This week we’ll be at MobileHCI’09 in Bonn, presenting a poster on our research within the Diadem project. One of the main goals of the Diadem project is to detect potentially hazardous airborne pollutants in urban-industrial areas using input from both a distributed sensor network and people through their mobile phones. In the proposed interaction model, a semi-autonomous system will use sensor data to detect abnormal situations, while people in the affected area will be requested by a mobile service to report additional observations, such as chemical smells (which may not be the easiest to describe).

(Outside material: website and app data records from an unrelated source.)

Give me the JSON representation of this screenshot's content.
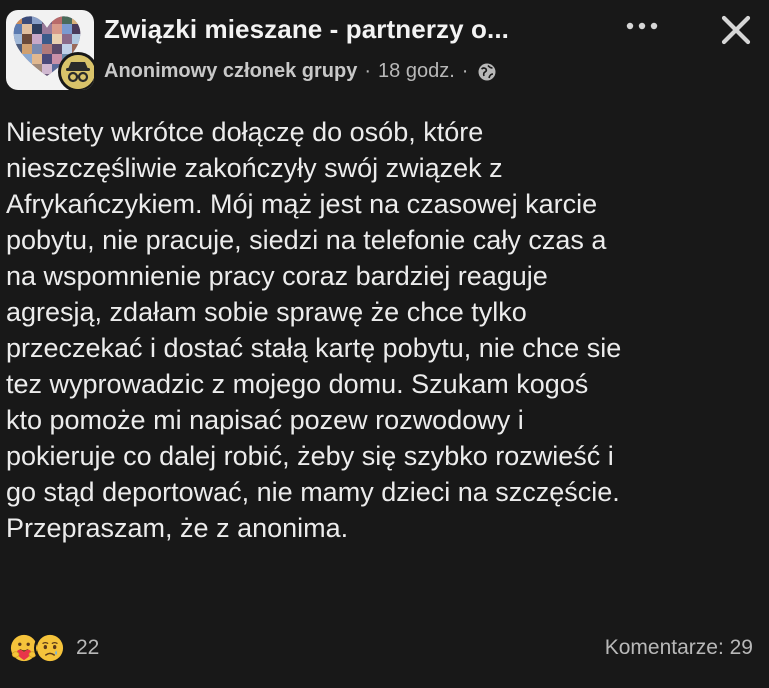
{
  "post": {
    "group_name": "Związki mieszane - partnerzy o...",
    "author": "Anonimowy członek grupy",
    "separator": "·",
    "time": "18 godz.",
    "separator2": "·",
    "more_icon": "more-dots-icon",
    "close_icon": "close-icon",
    "privacy_icon": "globe-icon",
    "body_lines": [
      "Niestety wkrótce dołączę do osób, które",
      "nieszczęśliwie zakończyły swój związek z",
      "Afrykańczykiem. Mój mąż jest na czasowej karcie",
      "pobytu, nie pracuje, siedzi na telefonie cały czas a",
      "na wspomnienie pracy coraz bardziej reaguje",
      "agresją, zdałam sobie sprawę że chce tylko",
      "przeczekać i dostać stałą kartę pobytu, nie chce sie",
      "tez wyprowadzic z mojego domu. Szukam kogoś",
      "kto pomoże mi napisać pozew rozwodowy i",
      "pokieruje co dalej robić, żeby się szybko rozwieść i",
      "go stąd deportować, nie mamy dzieci na szczęście.",
      "Przepraszam, że z anonima."
    ]
  },
  "footer": {
    "reaction_icons": [
      "care-reaction-icon",
      "sad-reaction-icon"
    ],
    "reaction_count": "22",
    "comments_label": "Komentarze: 29"
  }
}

This raises quite some interesting issues. Not only should such a system be capable of communicating via a wide variety of mobile devices; it especially needs to communicate with different people and the wide variety of situations they might be in. The system’s goals in gathering information might differ from users’ own, immediate goals. On the one hand, the system requires unbiased information from users to determine the likelihood and location of an incident. On the other hand, users would like to get information as well, express concerns, complain about unfavourable smells, or receive instructions in the (unlikely) event of a hazardous incident. In many cases, detected anomalies will not be indicative of a serious problem, but the system will have interrupted users anyway. Such a system needs to build a long-term relationship that motivates users to provide unbiased information. It should also react in a socially acceptable manner that takes into account the nuisance of interruptions, users’ other activities and their emotional state.
The project is still in its early stages, but there’s a lot going on already. This summer we’ve completed our first lab study investigating the effects of social system behaviour on user trust and behaviour. Our first findings indicate that getting social behaviour of a system wrong can have serious consequences on people’s reactions to system advice. The results of another study, investigating communicating with the general public during crisis situations, indicate that adaptation to the user’s affective state and information processing style can significantly improve interaction. In the mean time, we’re also conducting a longitudinal field study collecting smell descriptions and testing a first prototype of an intelligent mobile (phone) agent and its ‘stench classification dialogue’ (for which we might need a somewhat more charming working title ;)). Beyond the interaction scenario sketched above, we’re also developing other interaction concepts that utilise ‘semi-free’ sources of information (information offered on the users’ own initiative, social network status updates).
The MobileHCI paper can be found here. Do come round our poster if you happen to be at MobileHCI yourself!